Justifications for using insulin

People with type 2 diabetes could desire to use insulin for a variety of reasons, including:

• Your blood glucose level can drop quickly to a more healthy range. The doctor may prescribe insulin to lower your blood glucose level if it is too high when you are first diagnosed with type 2 diabetes. This is a lot faster method than diet and exercise.

• Insulin will give your body a break; it has been working nonstop to try to lower your blood glucose level (particularly the beta cells that make insulin).

• In this situation, you would also exercise and watch what you eat, but it would be simpler to adjust to such lifestyle adjustments if your blood glucose is well managed.

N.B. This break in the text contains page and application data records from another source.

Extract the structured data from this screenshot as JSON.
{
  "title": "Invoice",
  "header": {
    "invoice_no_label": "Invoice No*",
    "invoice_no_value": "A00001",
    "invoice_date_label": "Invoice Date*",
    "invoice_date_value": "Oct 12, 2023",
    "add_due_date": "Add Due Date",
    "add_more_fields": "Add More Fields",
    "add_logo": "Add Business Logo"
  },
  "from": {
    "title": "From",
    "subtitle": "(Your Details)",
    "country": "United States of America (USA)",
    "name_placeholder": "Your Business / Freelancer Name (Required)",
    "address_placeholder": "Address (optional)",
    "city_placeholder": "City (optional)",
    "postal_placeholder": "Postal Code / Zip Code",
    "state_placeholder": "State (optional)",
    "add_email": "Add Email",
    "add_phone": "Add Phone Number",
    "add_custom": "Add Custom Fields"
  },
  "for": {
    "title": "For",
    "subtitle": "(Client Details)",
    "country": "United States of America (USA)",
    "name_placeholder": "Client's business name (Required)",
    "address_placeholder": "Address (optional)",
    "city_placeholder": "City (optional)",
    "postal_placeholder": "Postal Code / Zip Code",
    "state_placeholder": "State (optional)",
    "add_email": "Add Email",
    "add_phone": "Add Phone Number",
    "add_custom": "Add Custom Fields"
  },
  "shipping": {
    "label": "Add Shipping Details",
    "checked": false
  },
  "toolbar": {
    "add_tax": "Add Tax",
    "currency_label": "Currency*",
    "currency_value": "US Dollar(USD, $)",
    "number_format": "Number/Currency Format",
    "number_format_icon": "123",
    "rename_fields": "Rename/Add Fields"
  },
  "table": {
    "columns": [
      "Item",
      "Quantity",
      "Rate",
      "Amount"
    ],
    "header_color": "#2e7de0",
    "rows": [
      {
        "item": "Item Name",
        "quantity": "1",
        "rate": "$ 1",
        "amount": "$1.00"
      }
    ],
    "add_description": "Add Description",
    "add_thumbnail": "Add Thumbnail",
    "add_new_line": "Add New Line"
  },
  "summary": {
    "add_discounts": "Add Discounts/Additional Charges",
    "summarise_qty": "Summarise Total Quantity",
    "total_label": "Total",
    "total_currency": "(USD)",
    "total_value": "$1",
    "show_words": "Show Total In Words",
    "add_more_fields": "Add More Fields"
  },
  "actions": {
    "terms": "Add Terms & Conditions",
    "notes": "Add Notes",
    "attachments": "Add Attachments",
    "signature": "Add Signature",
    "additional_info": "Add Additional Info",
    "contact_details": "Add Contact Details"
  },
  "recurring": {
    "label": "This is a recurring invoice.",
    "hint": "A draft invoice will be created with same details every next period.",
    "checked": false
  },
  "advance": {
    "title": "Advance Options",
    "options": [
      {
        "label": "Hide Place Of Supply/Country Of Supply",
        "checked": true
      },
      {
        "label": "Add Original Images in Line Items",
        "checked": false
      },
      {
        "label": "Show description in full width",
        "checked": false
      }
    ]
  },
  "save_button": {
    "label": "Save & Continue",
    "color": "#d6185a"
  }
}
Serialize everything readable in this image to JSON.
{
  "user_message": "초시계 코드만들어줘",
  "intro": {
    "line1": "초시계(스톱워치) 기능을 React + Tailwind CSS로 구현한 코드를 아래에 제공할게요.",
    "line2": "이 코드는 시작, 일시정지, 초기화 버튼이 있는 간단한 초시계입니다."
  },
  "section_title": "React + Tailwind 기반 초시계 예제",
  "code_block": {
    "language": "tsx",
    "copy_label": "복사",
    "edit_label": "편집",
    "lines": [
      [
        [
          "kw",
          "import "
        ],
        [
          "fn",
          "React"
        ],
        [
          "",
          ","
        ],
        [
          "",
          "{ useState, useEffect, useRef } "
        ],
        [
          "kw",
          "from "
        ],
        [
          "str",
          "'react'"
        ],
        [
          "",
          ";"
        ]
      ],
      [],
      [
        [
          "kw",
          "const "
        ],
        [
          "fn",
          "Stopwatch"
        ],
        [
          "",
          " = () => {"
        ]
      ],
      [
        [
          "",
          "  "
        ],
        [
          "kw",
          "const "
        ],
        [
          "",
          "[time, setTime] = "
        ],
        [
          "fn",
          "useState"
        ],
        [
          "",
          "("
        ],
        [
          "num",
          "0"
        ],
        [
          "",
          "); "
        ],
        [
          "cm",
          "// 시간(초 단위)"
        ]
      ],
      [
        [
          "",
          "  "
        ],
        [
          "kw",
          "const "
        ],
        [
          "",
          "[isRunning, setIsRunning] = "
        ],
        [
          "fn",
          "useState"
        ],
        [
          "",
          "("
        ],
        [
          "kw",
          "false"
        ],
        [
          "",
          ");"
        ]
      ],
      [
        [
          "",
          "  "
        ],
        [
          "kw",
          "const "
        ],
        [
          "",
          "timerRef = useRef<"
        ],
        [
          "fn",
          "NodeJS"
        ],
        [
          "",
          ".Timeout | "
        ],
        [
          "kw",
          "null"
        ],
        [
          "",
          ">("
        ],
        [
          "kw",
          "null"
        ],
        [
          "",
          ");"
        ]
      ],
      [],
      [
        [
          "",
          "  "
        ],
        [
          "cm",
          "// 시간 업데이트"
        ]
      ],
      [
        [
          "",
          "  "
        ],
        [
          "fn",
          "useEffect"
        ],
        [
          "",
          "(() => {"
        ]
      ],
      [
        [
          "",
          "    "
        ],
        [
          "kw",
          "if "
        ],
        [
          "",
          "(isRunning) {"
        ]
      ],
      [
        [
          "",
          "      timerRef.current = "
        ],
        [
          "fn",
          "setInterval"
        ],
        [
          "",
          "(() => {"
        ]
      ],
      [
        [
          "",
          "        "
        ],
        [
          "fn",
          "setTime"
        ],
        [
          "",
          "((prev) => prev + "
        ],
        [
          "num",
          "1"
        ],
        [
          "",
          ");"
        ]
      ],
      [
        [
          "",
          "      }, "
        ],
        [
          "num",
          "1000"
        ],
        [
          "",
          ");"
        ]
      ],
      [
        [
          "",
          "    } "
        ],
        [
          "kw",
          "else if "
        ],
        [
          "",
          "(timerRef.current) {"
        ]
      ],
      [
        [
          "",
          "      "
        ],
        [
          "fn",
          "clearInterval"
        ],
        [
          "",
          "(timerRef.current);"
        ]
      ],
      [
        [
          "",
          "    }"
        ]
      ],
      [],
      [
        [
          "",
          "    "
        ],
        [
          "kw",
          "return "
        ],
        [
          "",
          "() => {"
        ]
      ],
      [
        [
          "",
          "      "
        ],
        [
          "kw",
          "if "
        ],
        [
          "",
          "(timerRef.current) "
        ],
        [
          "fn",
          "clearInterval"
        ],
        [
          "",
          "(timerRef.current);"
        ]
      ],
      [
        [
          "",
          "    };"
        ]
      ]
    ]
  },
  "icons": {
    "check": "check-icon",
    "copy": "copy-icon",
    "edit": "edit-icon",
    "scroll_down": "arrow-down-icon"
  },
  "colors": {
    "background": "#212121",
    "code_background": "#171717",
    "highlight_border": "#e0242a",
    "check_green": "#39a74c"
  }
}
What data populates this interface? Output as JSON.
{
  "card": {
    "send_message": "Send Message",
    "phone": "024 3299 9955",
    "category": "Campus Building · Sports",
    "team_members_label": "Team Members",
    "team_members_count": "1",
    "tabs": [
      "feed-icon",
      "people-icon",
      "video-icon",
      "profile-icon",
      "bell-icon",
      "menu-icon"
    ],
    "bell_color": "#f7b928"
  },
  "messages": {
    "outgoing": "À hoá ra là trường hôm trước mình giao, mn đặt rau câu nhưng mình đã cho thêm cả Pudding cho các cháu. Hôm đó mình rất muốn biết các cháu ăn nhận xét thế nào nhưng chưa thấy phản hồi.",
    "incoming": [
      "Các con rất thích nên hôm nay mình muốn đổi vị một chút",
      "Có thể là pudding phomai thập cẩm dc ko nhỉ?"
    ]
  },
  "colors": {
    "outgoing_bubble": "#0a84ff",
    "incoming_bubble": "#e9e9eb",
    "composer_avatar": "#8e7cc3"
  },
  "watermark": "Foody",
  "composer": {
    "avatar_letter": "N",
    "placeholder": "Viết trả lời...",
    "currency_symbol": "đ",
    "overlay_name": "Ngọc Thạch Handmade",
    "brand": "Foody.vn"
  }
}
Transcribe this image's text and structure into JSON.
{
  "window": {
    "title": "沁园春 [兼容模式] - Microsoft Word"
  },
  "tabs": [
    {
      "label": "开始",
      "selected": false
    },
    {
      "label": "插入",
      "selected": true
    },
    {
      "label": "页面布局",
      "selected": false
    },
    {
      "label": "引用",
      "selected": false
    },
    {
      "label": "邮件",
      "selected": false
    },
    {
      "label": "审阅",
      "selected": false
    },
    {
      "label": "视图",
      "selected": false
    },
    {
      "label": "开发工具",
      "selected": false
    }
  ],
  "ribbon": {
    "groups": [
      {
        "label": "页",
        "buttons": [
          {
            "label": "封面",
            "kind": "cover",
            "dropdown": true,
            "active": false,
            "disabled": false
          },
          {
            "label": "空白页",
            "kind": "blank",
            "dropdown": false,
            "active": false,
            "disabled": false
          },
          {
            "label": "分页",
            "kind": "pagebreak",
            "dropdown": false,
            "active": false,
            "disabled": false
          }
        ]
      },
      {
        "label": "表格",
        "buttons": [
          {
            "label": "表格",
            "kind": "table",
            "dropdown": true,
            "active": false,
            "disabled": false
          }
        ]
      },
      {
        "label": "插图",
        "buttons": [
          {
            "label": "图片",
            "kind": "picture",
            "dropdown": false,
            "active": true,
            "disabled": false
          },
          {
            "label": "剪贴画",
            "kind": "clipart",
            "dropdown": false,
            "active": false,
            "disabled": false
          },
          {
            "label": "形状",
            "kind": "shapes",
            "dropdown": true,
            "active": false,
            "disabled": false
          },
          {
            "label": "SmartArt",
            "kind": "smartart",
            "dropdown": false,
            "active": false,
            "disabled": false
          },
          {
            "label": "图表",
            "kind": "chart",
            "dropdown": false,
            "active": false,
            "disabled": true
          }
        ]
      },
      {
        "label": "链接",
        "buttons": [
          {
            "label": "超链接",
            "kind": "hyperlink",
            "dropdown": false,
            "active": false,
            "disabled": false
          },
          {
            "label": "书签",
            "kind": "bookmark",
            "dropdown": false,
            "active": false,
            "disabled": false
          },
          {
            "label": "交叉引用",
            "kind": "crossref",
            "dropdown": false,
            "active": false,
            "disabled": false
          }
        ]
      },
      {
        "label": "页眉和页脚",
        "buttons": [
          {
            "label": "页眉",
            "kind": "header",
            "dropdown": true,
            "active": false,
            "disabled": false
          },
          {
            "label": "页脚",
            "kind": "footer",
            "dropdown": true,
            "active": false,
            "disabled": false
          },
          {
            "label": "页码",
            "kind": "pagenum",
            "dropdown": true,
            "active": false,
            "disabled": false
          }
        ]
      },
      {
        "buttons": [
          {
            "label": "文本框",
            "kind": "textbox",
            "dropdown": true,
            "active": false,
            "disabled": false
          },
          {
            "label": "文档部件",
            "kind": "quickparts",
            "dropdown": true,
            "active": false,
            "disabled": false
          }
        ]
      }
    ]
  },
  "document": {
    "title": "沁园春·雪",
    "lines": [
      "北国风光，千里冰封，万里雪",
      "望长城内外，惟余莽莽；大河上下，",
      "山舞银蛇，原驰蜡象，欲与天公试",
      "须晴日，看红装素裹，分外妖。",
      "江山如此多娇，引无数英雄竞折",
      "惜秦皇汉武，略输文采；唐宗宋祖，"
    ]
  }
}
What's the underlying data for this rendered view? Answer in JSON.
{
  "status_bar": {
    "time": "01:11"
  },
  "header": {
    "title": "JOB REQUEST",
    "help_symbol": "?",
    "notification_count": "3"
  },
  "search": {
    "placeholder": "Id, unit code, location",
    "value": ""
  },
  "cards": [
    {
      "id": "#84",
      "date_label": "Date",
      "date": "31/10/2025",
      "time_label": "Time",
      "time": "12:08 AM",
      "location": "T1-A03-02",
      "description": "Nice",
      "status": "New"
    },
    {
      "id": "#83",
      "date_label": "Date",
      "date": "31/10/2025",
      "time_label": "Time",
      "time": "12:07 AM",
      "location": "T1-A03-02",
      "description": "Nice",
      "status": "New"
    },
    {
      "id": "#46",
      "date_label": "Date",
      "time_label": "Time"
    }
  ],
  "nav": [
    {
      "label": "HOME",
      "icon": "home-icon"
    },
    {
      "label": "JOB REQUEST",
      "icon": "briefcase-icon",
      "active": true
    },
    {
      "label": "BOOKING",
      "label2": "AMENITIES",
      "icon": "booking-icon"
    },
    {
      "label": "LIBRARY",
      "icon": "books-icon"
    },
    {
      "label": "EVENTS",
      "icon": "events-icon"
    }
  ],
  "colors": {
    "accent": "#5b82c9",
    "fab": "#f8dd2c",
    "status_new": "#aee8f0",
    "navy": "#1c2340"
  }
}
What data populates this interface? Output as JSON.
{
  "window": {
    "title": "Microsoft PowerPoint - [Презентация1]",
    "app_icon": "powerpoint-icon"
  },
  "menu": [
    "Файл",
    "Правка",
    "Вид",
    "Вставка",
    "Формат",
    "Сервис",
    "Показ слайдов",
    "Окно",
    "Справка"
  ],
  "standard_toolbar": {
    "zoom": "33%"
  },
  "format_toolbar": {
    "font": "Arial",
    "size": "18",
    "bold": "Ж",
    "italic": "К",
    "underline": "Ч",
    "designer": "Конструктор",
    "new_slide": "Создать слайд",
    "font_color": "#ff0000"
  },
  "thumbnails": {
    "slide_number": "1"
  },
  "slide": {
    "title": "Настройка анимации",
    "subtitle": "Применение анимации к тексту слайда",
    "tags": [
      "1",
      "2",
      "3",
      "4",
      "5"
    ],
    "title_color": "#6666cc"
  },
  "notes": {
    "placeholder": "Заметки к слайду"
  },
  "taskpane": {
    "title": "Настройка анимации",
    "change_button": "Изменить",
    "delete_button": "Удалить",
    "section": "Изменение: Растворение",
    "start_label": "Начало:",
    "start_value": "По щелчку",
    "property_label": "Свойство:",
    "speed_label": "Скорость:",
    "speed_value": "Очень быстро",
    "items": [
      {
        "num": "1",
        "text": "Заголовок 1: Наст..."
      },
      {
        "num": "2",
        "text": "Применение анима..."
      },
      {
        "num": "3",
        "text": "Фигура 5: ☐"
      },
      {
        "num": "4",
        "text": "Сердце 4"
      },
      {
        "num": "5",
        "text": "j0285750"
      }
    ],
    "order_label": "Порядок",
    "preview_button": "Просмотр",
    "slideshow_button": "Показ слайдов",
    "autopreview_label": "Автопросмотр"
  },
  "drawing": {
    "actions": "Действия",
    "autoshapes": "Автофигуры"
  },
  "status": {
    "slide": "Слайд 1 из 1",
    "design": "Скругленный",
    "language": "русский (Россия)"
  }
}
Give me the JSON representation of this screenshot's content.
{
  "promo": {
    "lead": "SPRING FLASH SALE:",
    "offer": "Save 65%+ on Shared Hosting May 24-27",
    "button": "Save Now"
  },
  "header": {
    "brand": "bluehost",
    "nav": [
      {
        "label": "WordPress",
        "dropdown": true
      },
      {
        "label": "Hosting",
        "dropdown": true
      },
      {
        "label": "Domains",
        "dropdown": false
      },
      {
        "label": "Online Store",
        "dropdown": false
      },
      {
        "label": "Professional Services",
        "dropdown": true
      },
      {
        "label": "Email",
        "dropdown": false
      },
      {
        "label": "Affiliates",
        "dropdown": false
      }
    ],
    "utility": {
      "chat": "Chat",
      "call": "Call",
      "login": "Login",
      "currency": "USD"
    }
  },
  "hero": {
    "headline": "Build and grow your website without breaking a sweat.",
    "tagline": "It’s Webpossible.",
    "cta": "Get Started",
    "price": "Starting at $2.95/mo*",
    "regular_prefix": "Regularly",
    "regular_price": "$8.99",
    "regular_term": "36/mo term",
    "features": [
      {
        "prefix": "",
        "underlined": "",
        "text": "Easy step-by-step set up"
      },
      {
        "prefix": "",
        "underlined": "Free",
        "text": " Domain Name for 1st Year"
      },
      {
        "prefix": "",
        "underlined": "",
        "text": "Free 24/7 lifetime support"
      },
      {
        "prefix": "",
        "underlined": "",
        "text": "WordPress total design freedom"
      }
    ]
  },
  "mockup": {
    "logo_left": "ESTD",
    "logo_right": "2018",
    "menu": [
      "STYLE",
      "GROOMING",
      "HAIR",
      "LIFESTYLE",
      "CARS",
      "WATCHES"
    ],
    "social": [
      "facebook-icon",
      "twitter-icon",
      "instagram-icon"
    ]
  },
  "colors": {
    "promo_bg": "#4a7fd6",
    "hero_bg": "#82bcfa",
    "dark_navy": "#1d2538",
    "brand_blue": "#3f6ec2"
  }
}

Insulin is a hormone that our bodies naturally make, but it is made synthetically, so it has less negative effects than some drugs. There are less negative effects as a result because it interacts with your body in a more natural way than drugs do. Hypoglycemia is the only adverse effect.

• The price may be less. Diabetes drugs can be pricey, but there are several solutions that aim to accommodate people of various financial backgrounds. On a monthly basis, however, insulin is typically less expensive than medicines, particularly if your doctor has prescribed a number of them.

You should educate yourself on insulin if you choose to take it to manage your type 2 diabetes. Consult your physician and the diabetes care team. They can help you learn the fundamentals of insulin dose, respond to any inquiries you may have, and determine how to balance food, exercise, and insulin while you look after your body.

 

What dosage of insulin should you use?

The first time you take insulin, your doctor will determine the proper dosage for you and will collaborate with you to develop the most effective insulin regimen. Your weight, age, diet, general health, and treatment objectives will all be taken into account by the healthcare provider.

It is advised that you engage with your healthcare provider or a certified diabetes educator (CDE) to learn how to modify the insulin dosages based on how your blood glucose level responds once you have the plan in place. Consider the scenario where you take a specific dosage prior to breakfast. You know to take extra insulin the following time if your blood sugar levels are too high. Before changing your dose, you should consult with your diabetic care team.

As vague as it may sound, finding the ideal insulin dose requires some trial and error. With the help of your diabetes treatment team, you should carefully check the effectiveness of your insulin and make any required adjustments.

 

Where Should the Insulin Be Injected?

Four main sites can be injected with insulin:

• Abdomen

• Thighs

• Hips/Buttocks

• Arms’ backs

Observations on insulin injection sites

• Insulin that is injected into the belly is immediately absorbed and put to use.

• It’s not a good idea to repeatedly use the same injection site for insulin. In time, the overused site won’t absorb insulin injections as quickly. Rotate your locations.

• The amount of insulin you inject also has an impact on how rapidly it is absorbed.

You will be shown where to inject the insulin and other crucial information by your doctor and the diabetes treatment group.

 

 

 

For a variety of reasons, many people are hesitant to inject insulin:

• Aversion to pain or pricks

• Guilt

• Feeling like this is a “last resort”

• Concern about hypoglycemic episodes

Fear of gaining weight

• Recollections of a loved one who required insulin

If this is the case, don’t be afraid to voice your worries to a medical expert. Some of your anxieties can be a result of misconceptions. Your concerns will likely be allayed after learning more about current insulin treatments. A lot of people find that using insulin effectively helps them maintain stable blood sugar levels, which can help them avoid or delay several long-term issues associated with diabetes.

 

One more thing regarding insulin

Oral drugs may not function as well as they once did after having type 2 diabetes for an extended period of time. If such occurs, insulin can be used to maintain normal blood glucose (blood sugar) levels. In conjunction with a nutritious diet, more exercise, and prescription drugs, insulin can regulate your blood glucose level and keep it within a healthy range.